(Problem):
Print the records exactly and in full, please; the pictures stay out.

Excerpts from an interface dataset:
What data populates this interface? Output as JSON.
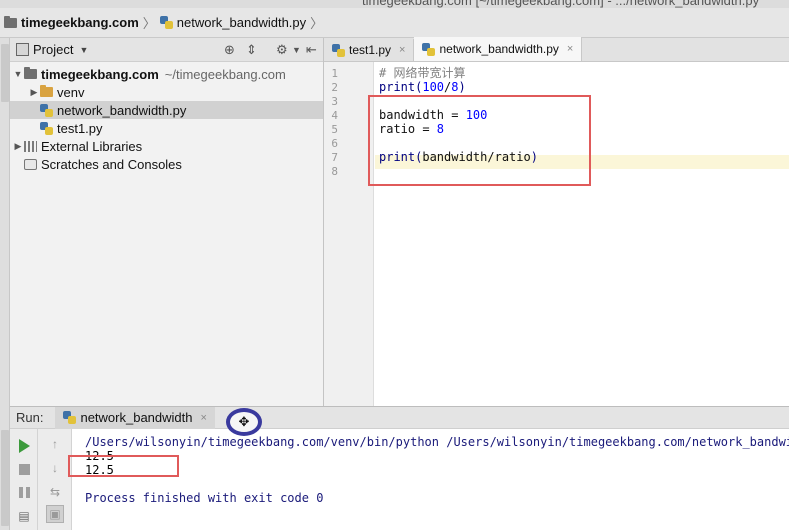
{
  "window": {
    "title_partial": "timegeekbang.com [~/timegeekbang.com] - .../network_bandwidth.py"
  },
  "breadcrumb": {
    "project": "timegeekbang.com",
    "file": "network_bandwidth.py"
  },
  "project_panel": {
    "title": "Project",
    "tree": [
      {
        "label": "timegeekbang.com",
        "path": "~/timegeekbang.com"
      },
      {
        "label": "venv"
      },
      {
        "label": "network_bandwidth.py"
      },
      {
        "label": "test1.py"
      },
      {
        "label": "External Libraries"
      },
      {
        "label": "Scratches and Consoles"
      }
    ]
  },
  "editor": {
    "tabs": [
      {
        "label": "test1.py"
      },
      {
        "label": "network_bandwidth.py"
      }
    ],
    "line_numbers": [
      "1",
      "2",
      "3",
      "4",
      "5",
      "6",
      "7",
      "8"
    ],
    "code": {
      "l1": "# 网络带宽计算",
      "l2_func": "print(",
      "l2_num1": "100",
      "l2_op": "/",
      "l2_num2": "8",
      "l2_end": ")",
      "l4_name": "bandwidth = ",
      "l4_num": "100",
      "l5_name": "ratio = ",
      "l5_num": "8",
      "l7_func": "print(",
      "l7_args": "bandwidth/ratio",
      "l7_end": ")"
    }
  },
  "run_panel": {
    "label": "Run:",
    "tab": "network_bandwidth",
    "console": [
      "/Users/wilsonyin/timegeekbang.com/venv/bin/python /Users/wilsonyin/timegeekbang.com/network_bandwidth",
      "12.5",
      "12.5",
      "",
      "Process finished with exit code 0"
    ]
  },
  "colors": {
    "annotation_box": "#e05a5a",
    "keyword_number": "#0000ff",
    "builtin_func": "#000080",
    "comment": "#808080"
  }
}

(Result below):
What data populates this interface? Output as JSON.
{
  "window": {
    "title_partial": "timegeekbang.com [~/timegeekbang.com] - .../network_bandwidth.py"
  },
  "breadcrumb": {
    "project": "timegeekbang.com",
    "file": "network_bandwidth.py"
  },
  "project_panel": {
    "title": "Project",
    "tree": [
      {
        "label": "timegeekbang.com",
        "path": "~/timegeekbang.com"
      },
      {
        "label": "venv"
      },
      {
        "label": "network_bandwidth.py"
      },
      {
        "label": "test1.py"
      },
      {
        "label": "External Libraries"
      },
      {
        "label": "Scratches and Consoles"
      }
    ]
  },
  "editor": {
    "tabs": [
      {
        "label": "test1.py"
      },
      {
        "label": "network_bandwidth.py"
      }
    ],
    "line_numbers": [
      "1",
      "2",
      "3",
      "4",
      "5",
      "6",
      "7",
      "8"
    ],
    "code": {
      "l1": "# 网络带宽计算",
      "l2_func": "print(",
      "l2_num1": "100",
      "l2_op": "/",
      "l2_num2": "8",
      "l2_end": ")",
      "l4_name": "bandwidth = ",
      "l4_num": "100",
      "l5_name": "ratio = ",
      "l5_num": "8",
      "l7_func": "print(",
      "l7_args": "bandwidth/ratio",
      "l7_end": ")"
    }
  },
  "run_panel": {
    "label": "Run:",
    "tab": "network_bandwidth",
    "console": [
      "/Users/wilsonyin/timegeekbang.com/venv/bin/python /Users/wilsonyin/timegeekbang.com/network_bandwidth",
      "12.5",
      "12.5",
      "",
      "Process finished with exit code 0"
    ]
  },
  "colors": {
    "annotation_box": "#e05a5a",
    "keyword_number": "#0000ff",
    "builtin_func": "#000080",
    "comment": "#808080"
  }
}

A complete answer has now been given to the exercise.